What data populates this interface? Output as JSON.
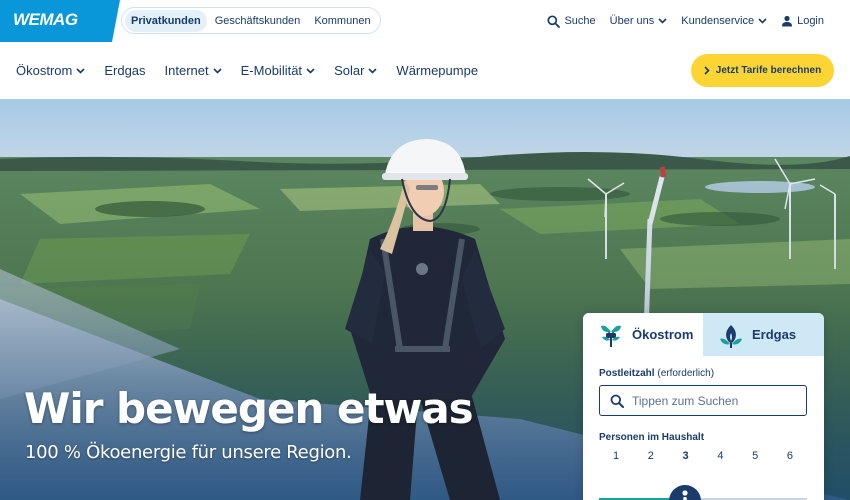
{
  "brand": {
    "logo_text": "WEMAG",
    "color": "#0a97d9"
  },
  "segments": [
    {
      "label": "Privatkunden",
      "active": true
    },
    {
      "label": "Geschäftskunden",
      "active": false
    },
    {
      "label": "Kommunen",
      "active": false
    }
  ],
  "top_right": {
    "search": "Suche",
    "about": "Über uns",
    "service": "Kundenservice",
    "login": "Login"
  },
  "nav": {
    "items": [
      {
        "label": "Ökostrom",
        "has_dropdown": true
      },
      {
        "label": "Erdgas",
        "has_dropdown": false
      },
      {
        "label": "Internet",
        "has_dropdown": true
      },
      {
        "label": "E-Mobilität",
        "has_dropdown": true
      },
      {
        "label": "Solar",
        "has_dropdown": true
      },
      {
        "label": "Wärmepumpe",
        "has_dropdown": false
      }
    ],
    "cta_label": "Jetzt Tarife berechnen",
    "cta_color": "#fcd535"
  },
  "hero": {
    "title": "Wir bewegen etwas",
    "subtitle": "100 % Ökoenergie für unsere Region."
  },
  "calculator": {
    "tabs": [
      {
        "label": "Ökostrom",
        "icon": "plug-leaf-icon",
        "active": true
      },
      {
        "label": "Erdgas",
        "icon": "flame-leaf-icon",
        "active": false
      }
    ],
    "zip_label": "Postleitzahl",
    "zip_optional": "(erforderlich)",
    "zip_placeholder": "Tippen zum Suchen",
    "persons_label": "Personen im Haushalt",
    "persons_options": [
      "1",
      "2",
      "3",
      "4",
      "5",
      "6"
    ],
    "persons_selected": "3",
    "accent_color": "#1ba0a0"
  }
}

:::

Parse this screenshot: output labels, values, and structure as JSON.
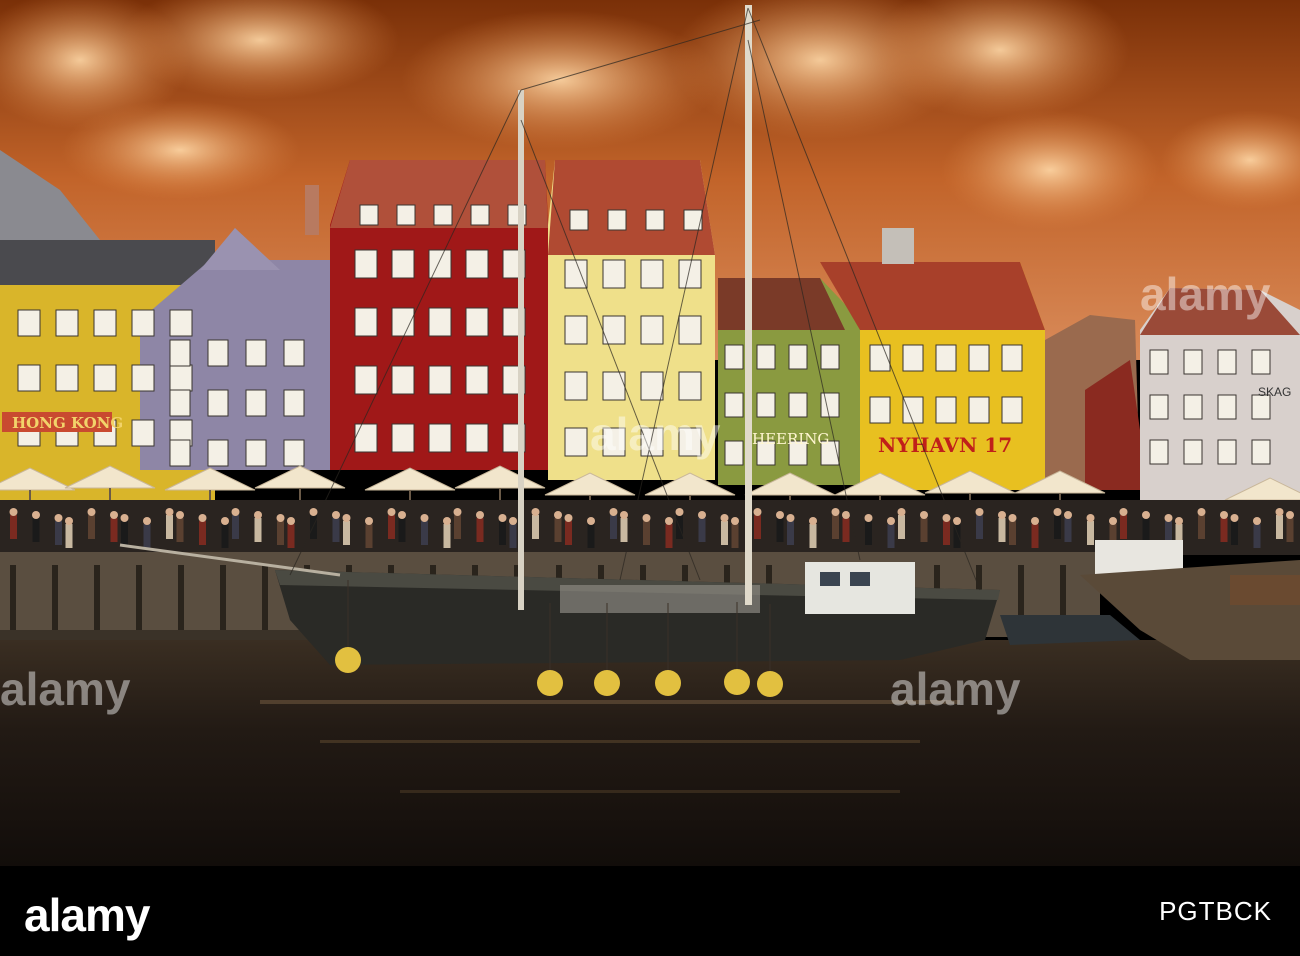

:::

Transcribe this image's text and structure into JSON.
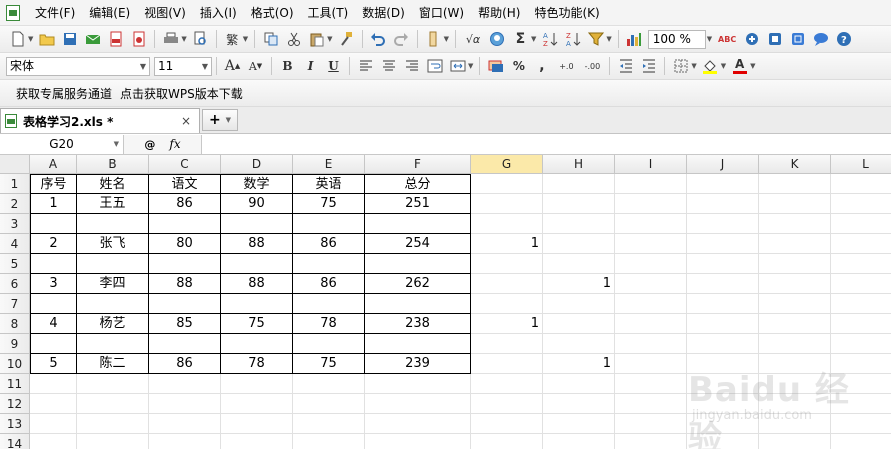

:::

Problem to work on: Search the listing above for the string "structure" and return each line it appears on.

Solution to the exercise:
Parse this screenshot: output labels, values, and structure as JSON.
Transcribe this image's text and structure into JSON.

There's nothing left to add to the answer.